A number of things can go wrong during a FSBO (For Sale By Owner) home, thus we want to give you some tips and tricks to help you avoid some of the pitfalls that agents often encounter.
First, let’s explain – a FSBO is when the homeowners do not want to list their home with an agent, so they list it themselves on the internet, but not on the MLS. Because they are not bound by the rules of the MLS, the information about their house can often be inaccurate and misleading. As a buyer’s agent, the last thing you want to do is waste your clients’ time (and your time!) showing a house that is completely unsuited for your clients’ needs.
People without real estate knowledge can also vastly undervalue their home. Not only is this a headache, but it can cost the owners thousands of dollars. A real estate agent’s expert knowledge of the market should help the seller/owner assign a realistic listing price, rather than the owners “guess-timating” the value and ending up making a huge, costly mistake.
Another huge pitfall could be a scam property – for example, someone pretending to own a property and sell it, even though they have no interest in the title. Also be wary of fraudulent appraisals, falsified loan documentation, or foreign sellers. Without an agent, chances are decent that an attorney will become involved, and who wants that?
It is important to remember that sellers are liable for everything that they list about their house, so their untrained eye might not be as sharp on the details that an agent would have caught. For example, if they list granite countertops when it’s really silestone, they might be responsible for the difference in value between the two! If you, as the buyer’s agent, are relying on their unprofessional description, you might also disappoint your clients when you all walk through the door.
FSBO property tend to be marketed terribly as well – since they are not listed on the MLS or on the realtor’s caravan, they are not very visible to agents and therefore it can be hard to reach the general public.

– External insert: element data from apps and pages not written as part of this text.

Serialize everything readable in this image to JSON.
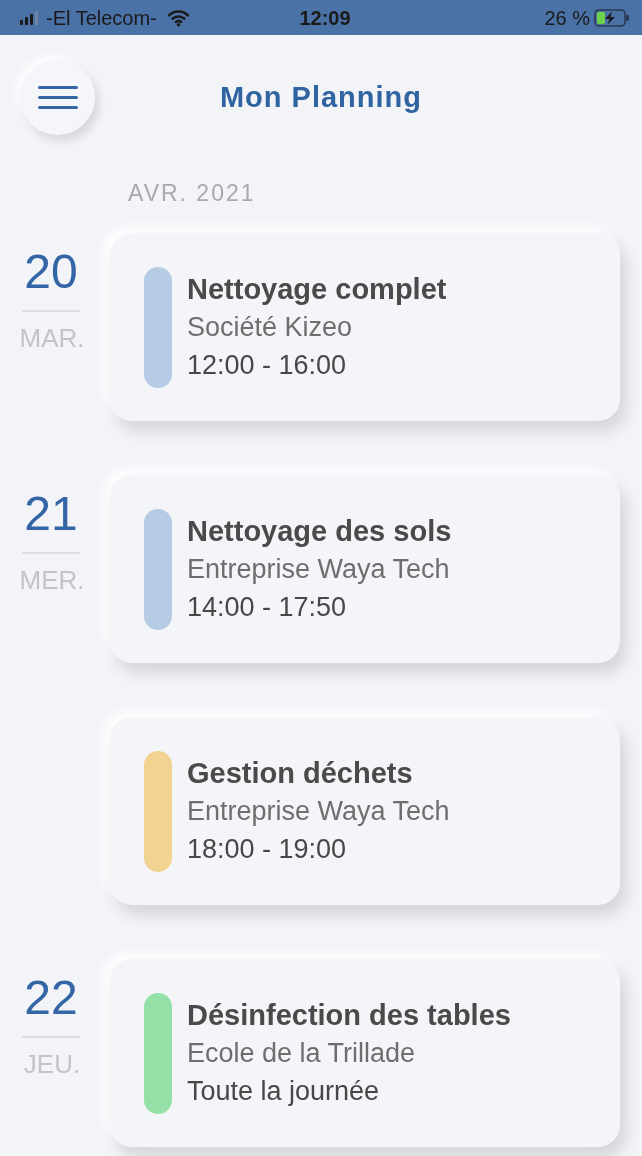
{
  "status_bar": {
    "carrier": "-El Telecom-",
    "time": "12:09",
    "battery": "26 %",
    "charging": true
  },
  "header": {
    "title": "Mon Planning"
  },
  "month": "AVR. 2021",
  "days": [
    {
      "day": "20",
      "weekday": "MAR.",
      "events": [
        {
          "title": "Nettoyage complet",
          "client": "Société Kizeo",
          "time": "12:00 - 16:00",
          "color": "#b5cce4"
        }
      ]
    },
    {
      "day": "21",
      "weekday": "MER.",
      "events": [
        {
          "title": "Nettoyage des sols",
          "client": "Entreprise Waya Tech",
          "time": "14:00 - 17:50",
          "color": "#b5cce4"
        },
        {
          "title": "Gestion déchets",
          "client": "Entreprise Waya Tech",
          "time": "18:00 - 19:00",
          "color": "#f2d391"
        }
      ]
    },
    {
      "day": "22",
      "weekday": "JEU.",
      "events": [
        {
          "title": "Désinfection des tables",
          "client": "Ecole de la Trillade",
          "time": "Toute la journée",
          "color": "#94e0a6"
        }
      ]
    }
  ]
}
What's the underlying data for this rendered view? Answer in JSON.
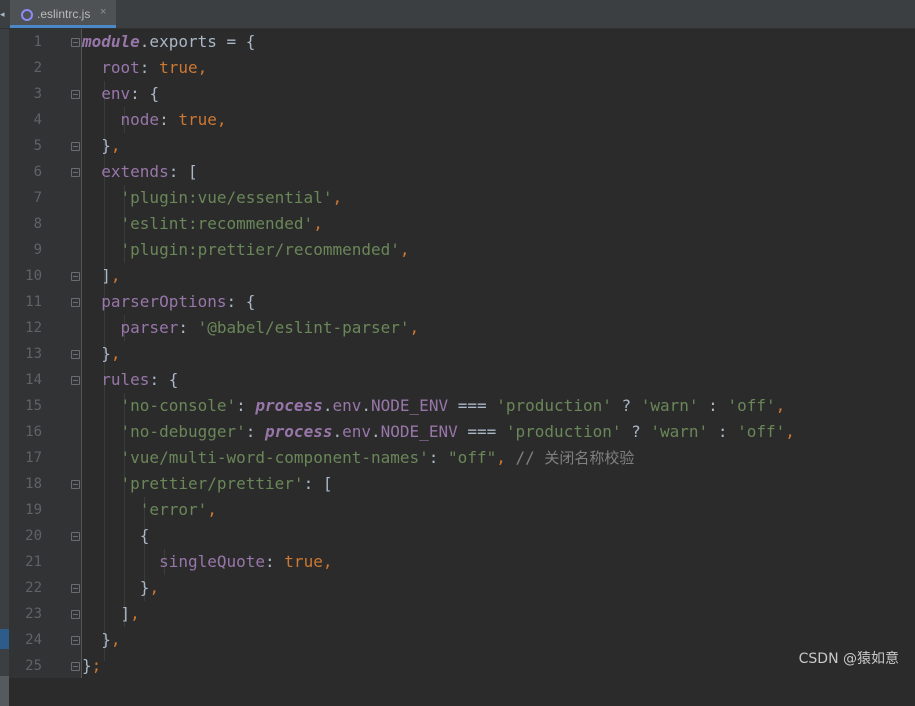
{
  "tab": {
    "filename": ".eslintrc.js",
    "close": "×",
    "icon": "eslint-config-icon"
  },
  "watermark": "CSDN @猿如意",
  "colors": {
    "keyword": "#cc7832",
    "string": "#6a8759",
    "property": "#9876aa",
    "text": "#a9b7c6",
    "comment": "#808080",
    "background": "#2b2b2b"
  },
  "code": {
    "line_numbers": [
      "1",
      "2",
      "3",
      "4",
      "5",
      "6",
      "7",
      "8",
      "9",
      "10",
      "11",
      "12",
      "13",
      "14",
      "15",
      "16",
      "17",
      "18",
      "19",
      "20",
      "21",
      "22",
      "23",
      "24",
      "25"
    ],
    "l1": {
      "obj": "module",
      "rest": ".exports = {"
    },
    "l2": {
      "key": "root",
      "colon": ": ",
      "val": "true",
      "comma": ","
    },
    "l3": {
      "key": "env",
      "rest": ": {"
    },
    "l4": {
      "key": "node",
      "colon": ": ",
      "val": "true",
      "comma": ","
    },
    "l5": {
      "brace": "}",
      "comma": ","
    },
    "l6": {
      "key": "extends",
      "rest": ": ["
    },
    "l7": {
      "str": "'plugin:vue/essential'",
      "comma": ","
    },
    "l8": {
      "str": "'eslint:recommended'",
      "comma": ","
    },
    "l9": {
      "str": "'plugin:prettier/recommended'",
      "comma": ","
    },
    "l10": {
      "brace": "]",
      "comma": ","
    },
    "l11": {
      "key": "parserOptions",
      "rest": ": {"
    },
    "l12": {
      "key": "parser",
      "colon": ": ",
      "str": "'@babel/eslint-parser'",
      "comma": ","
    },
    "l13": {
      "brace": "}",
      "comma": ","
    },
    "l14": {
      "key": "rules",
      "rest": ": {"
    },
    "l15": {
      "rule": "'no-console'",
      "colon": ": ",
      "obj": "process",
      "dot1": ".",
      "env": "env",
      "dot2": ".",
      "nodeenv": "NODE_ENV",
      "op": " === ",
      "prod": "'production'",
      "q": " ? ",
      "warn": "'warn'",
      "c": " : ",
      "off": "'off'",
      "comma": ","
    },
    "l16": {
      "rule": "'no-debugger'",
      "colon": ": ",
      "obj": "process",
      "dot1": ".",
      "env": "env",
      "dot2": ".",
      "nodeenv": "NODE_ENV",
      "op": " === ",
      "prod": "'production'",
      "q": " ? ",
      "warn": "'warn'",
      "c": " : ",
      "off": "'off'",
      "comma": ","
    },
    "l17": {
      "rule": "'vue/multi-word-component-names'",
      "colon": ": ",
      "val": "\"off\"",
      "comma": ",",
      "slash": " // ",
      "comment": "关闭名称校验"
    },
    "l18": {
      "rule": "'prettier/prettier'",
      "rest": ": ["
    },
    "l19": {
      "str": "'error'",
      "comma": ","
    },
    "l20": {
      "brace": "{"
    },
    "l21": {
      "key": "singleQuote",
      "colon": ": ",
      "val": "true",
      "comma": ","
    },
    "l22": {
      "brace": "}",
      "comma": ","
    },
    "l23": {
      "brace": "]",
      "comma": ","
    },
    "l24": {
      "brace": "}",
      "comma": ","
    },
    "l25": {
      "brace": "}",
      "semi": ";"
    }
  }
}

Just a yard sign and a personal Facebook post are often not enough for an owner to reach the number of people necessary to find an interested buyer.
Once the FSBO seller finds a buyer, though, many FSBO’s also sell for lower amounts than they would have if sold by an agent – and not just by the amount of commission! This means less money in their pocket, which doesn’t make anyone happy. If you are the buyer’s agent, the seller may ask you to reduce your commission. But why should you accept less money for the same amount of work, if not more? You might end up doing more work just to accommodate for the seller’s mistakes, and still be nickel-and-dimed for less commission and asked to pay for multiple things normally covered by the sellers’ agent.
Another option is to have your buyers offer to pay more money for the house – netting you your full commission (and the sellers the take-home they were looking for). You may have to represent both sides of the deal, which really gives you the opportunity to show how valuable you are to the buyers (and sellers, possibly!). Giving up commission is a slippery slope. It will always lead to further negotiation and, some agents argue, cheapens the field.
Its best to steer clear of FSBO’s if possible – unless using them as an opportunity to convert into listings. With all the potential drawbacks listed above, you can have too many things go wrong for the amount of payoff involved. If you and your buyers do decide to go the FSBO route, make sure you have armed yourself against all the pitfalls and issues that can arise.